All the guilt, all the times that John has perceived himself as a failure, and all the subtleties that you might not have experienced before come to the forefront in Infinite. It makes this Spartan commando’s path all the more intriguing. John’s narrative is definitely not melodramatic or corny either. 343 nails what it might be like for someone who has experienced tremendous loss and torment, only to keep rising, keep moving forward, and keep fighting— a lesson that we can all take something from in this current day and age. As someone who has been on this ride with Chief since I was 17, I really feel those moments, and applaud the writers for taking the time to craft a heart wrenching and a story full of emotion.

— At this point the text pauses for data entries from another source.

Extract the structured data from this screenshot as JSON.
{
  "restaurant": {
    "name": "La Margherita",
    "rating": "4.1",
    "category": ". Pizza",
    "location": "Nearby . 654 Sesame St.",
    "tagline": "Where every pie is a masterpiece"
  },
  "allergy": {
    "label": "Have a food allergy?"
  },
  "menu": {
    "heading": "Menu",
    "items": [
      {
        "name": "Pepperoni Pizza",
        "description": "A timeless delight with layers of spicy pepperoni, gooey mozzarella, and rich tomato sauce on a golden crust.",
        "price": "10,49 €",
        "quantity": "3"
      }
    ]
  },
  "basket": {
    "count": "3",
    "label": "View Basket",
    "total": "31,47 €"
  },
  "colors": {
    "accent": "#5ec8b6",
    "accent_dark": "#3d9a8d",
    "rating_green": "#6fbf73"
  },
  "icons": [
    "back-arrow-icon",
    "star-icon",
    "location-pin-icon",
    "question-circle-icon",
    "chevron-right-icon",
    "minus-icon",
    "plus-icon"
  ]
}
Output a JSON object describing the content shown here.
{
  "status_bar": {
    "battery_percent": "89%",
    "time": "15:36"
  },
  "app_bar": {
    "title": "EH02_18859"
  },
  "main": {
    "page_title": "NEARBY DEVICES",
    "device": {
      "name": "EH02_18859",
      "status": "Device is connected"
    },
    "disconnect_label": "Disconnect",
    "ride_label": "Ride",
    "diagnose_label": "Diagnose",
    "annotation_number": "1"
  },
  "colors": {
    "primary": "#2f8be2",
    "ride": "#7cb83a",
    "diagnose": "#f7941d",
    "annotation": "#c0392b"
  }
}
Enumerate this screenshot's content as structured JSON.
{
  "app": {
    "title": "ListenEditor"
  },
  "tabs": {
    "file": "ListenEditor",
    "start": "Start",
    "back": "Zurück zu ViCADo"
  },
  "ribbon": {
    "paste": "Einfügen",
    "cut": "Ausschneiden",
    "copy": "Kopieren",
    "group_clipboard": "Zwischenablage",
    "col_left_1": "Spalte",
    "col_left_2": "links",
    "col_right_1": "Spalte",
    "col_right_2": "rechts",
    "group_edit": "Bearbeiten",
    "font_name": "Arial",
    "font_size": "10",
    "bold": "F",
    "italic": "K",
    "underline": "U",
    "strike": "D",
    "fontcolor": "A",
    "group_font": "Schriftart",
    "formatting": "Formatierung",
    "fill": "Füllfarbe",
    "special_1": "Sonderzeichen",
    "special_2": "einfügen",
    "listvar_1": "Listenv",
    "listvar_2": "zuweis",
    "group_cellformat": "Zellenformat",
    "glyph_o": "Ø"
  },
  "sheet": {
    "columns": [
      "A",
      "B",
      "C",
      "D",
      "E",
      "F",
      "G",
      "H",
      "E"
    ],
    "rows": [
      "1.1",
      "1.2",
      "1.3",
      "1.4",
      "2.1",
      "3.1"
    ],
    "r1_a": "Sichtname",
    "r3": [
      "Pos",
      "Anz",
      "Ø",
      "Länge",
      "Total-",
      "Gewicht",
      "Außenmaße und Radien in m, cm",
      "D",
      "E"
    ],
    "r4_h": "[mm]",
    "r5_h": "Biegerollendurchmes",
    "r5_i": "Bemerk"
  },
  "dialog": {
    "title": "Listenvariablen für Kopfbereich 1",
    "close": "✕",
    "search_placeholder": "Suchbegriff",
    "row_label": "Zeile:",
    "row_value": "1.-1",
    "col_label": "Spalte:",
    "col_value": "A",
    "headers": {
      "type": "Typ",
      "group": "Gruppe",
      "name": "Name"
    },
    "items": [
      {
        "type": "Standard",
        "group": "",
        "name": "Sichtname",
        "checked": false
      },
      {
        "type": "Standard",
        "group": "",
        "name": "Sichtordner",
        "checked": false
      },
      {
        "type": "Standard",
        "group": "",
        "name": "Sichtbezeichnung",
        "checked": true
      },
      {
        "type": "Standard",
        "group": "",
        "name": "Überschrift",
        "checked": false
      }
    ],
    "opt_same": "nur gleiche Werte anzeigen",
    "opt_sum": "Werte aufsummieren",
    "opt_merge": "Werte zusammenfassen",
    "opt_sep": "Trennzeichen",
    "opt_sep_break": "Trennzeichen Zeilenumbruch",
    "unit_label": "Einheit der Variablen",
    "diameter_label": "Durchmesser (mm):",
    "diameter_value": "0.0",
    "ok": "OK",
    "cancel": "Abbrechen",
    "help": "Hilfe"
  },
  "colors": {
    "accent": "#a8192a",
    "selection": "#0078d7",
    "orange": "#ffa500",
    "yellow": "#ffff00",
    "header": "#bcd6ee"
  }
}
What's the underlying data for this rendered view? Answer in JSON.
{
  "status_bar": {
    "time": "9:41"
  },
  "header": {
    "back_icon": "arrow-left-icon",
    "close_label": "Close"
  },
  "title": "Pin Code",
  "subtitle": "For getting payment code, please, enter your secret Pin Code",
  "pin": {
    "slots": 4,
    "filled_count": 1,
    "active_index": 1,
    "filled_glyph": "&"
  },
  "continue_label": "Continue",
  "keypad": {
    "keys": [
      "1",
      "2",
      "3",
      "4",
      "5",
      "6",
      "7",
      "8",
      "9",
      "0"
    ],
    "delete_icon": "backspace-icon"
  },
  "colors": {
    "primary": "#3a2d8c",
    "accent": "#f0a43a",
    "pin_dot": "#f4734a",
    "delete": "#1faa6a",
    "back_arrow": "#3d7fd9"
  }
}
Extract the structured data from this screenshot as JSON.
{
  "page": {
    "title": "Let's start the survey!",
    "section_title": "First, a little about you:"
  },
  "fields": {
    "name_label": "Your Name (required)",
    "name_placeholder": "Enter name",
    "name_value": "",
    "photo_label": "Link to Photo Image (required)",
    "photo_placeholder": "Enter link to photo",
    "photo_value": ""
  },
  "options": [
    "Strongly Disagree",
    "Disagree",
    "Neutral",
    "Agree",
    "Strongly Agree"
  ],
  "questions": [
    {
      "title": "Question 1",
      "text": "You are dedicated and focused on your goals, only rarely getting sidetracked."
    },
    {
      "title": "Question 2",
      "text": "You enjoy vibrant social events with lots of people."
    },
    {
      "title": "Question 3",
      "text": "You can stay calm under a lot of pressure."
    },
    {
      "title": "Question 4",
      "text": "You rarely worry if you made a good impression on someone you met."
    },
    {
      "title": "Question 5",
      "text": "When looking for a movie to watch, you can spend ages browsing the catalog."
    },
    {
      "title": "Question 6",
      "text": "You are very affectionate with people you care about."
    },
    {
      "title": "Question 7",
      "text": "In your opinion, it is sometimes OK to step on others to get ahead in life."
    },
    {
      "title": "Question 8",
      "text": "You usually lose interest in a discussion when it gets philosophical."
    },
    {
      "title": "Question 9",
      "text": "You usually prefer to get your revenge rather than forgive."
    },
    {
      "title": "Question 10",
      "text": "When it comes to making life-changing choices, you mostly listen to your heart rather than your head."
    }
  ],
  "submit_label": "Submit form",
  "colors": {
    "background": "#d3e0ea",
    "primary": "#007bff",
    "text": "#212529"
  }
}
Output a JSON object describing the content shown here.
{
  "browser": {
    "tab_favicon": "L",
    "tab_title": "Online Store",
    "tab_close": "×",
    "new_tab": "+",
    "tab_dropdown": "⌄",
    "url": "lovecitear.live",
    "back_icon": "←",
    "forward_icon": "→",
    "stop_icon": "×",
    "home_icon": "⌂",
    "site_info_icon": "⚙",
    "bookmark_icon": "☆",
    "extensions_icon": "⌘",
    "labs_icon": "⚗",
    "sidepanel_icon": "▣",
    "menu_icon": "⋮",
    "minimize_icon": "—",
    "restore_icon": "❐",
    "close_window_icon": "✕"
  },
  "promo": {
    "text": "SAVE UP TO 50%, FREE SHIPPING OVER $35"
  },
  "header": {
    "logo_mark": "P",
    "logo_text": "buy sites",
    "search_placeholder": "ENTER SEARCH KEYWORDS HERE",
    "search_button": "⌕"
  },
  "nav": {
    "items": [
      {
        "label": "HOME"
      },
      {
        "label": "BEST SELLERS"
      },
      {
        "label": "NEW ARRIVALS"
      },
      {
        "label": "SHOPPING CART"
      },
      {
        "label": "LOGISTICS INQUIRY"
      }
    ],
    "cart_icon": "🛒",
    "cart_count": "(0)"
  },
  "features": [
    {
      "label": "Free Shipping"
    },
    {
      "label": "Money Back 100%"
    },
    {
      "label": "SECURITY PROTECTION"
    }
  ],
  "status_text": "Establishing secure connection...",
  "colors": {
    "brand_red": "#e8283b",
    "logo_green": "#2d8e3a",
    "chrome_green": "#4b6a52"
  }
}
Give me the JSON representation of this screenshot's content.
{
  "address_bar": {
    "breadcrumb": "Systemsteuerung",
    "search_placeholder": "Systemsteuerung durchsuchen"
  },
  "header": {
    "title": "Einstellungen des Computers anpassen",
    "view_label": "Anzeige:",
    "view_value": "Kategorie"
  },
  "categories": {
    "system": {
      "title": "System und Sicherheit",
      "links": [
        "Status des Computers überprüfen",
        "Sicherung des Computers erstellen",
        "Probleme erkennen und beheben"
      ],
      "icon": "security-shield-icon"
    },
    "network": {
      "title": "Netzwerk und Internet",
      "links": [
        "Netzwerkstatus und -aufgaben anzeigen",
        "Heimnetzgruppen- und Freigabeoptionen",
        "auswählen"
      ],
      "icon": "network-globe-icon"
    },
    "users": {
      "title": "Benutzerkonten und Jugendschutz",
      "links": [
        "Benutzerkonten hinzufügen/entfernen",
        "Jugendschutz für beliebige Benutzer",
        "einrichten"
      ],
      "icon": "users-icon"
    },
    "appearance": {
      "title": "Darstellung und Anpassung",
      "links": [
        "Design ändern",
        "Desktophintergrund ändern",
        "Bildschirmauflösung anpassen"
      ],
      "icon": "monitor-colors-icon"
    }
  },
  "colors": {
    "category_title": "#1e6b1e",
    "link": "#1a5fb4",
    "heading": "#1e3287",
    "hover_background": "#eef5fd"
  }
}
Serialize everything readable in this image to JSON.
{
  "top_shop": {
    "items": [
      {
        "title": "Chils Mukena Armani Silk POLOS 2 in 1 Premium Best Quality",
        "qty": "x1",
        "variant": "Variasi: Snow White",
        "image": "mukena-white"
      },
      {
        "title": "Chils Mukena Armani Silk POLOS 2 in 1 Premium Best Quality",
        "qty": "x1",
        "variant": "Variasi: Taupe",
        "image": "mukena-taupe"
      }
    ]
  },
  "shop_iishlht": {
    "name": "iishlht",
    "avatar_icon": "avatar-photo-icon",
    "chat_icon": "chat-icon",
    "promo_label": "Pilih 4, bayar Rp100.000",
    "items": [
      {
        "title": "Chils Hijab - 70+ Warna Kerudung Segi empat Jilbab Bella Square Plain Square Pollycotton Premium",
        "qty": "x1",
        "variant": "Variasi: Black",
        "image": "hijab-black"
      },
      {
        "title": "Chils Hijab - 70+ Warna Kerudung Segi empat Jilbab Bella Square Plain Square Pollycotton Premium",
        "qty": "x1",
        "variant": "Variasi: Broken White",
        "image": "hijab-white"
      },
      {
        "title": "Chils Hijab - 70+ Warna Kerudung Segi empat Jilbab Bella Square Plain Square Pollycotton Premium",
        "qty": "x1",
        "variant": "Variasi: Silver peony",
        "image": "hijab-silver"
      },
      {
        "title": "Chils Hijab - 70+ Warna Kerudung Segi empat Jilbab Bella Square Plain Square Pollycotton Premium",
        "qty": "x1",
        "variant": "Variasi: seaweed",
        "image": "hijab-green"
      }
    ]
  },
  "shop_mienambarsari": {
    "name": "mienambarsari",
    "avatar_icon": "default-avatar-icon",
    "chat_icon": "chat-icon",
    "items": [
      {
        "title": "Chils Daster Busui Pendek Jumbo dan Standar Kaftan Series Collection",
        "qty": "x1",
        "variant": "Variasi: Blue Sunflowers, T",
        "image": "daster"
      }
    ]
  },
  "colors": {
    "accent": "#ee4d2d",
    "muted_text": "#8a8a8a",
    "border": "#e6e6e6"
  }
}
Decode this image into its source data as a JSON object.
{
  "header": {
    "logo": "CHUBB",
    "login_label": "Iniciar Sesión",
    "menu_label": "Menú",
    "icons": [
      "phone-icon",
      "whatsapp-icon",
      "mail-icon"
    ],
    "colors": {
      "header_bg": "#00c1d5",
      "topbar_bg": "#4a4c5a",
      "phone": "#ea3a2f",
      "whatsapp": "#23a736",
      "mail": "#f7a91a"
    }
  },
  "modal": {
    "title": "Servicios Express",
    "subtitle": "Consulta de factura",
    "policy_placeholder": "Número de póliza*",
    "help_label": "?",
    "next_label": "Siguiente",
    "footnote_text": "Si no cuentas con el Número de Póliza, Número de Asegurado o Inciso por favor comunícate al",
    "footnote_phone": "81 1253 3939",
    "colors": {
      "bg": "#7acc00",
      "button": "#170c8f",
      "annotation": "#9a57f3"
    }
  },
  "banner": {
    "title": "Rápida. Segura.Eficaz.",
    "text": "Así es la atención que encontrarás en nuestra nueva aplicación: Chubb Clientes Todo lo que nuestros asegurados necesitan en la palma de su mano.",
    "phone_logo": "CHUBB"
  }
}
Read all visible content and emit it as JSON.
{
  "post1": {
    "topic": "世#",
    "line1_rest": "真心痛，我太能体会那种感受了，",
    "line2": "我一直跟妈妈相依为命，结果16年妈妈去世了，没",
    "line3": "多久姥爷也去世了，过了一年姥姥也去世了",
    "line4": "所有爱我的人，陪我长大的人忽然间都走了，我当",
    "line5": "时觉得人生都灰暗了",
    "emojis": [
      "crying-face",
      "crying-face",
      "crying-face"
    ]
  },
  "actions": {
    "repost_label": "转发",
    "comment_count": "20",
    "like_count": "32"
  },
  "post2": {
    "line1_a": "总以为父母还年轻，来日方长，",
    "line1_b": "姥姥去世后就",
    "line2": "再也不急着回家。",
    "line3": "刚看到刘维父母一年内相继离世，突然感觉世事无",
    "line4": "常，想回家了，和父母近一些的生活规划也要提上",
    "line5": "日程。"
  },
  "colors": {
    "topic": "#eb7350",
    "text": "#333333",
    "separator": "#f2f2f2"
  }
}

What about the open world though? If I have a criticism of the game, it’s that there is a pretty noticeable shift in the feel and the stakes when it comes to the open world aspect. When you’re in a story mission, you know it. Each mission is very well crafted, paced exquisitely, and delivers on nearly every level. The open world falls into the same trappings of every open world game to date: go here, liberate point A, reveal stuff on the map, kill targets, take down base, rinse and repeat. That’s it. I’m not going to knock it, because it actually works. It’s not overwhelming, I appreciate the “approach the objective in whatever way you see fit” feel of it, but it’s just a little lifeless and rote, compared to the actual story missions.

I absolutely enjoyed the idea of loading up my warthog or razorback with a bunch of salty Marines, driving to my objective and seeing how many I could keep alive during my mission, hoping to return back to base with all souls accounted for. If I felt it necessary, I’d spawn my own Scorpion tank (I love these) and lay waste to countless enemies as if I was literal hell on wheels. If I had a High Value Target to take down, why not take my trusty sniper rifle, get a good vantage point and dust them before they even knew they were dead? I loved the freedom, I loved the idea that I could play Halo “my” way. That’s why the open world was so fun and engaging despite not having the same sense of urgency as the main story. For you explorers out there, you won’t be disappointed as there are tons of nooks and crannies to explore on Installation 07, just waiting to be found.

Without touching into heavy spoiler territory, Halo Infinite does everything it can to address the events of Halo 5 but also completely shift course away from that game. There’s a little hand-waving at play here, but it’s explained as you progress further into the story, and it makes more and more sense as you uncover more secrets and information about how the narrative ended up here. It’s slightly confusing at first, and without any other familiar characters to anchor the player to the previous entries, it’s very much a mystery. If you haven’t played Halo Wars 2, you might be asking who the hell are The Banished? What’s an Atriox? Why are these Brutes and Elites working with each other? All these questions are more or less answered in game and through collectible audio logs, but if you want more information on these topics, there are legions of YouTube channels dedicated to Halo lore (my personal pick is the channel “Installation 00”).

Halo Infinite succeeds where the other pretenders to the crown of King of the FPS Genre fail miserably. While not perfect, this game not only offers a polished, well-executed experience that is absolutely aligned with my high expectations of the franchise, but attempts something new and delivered. I wish I could go into more detail about the story, but it’s worth it to experience for yourself. It’s absolutely heartbreaking at times, but it’s hopeful, and sets the stage for far more to come and I am absolutely here for it. Master Chief has absolutely returned in a big way here, and he finished the fight. 4.75-5/5 Delta Whiskeys.

-Dan Witt

Use Facebook to Comment on this Post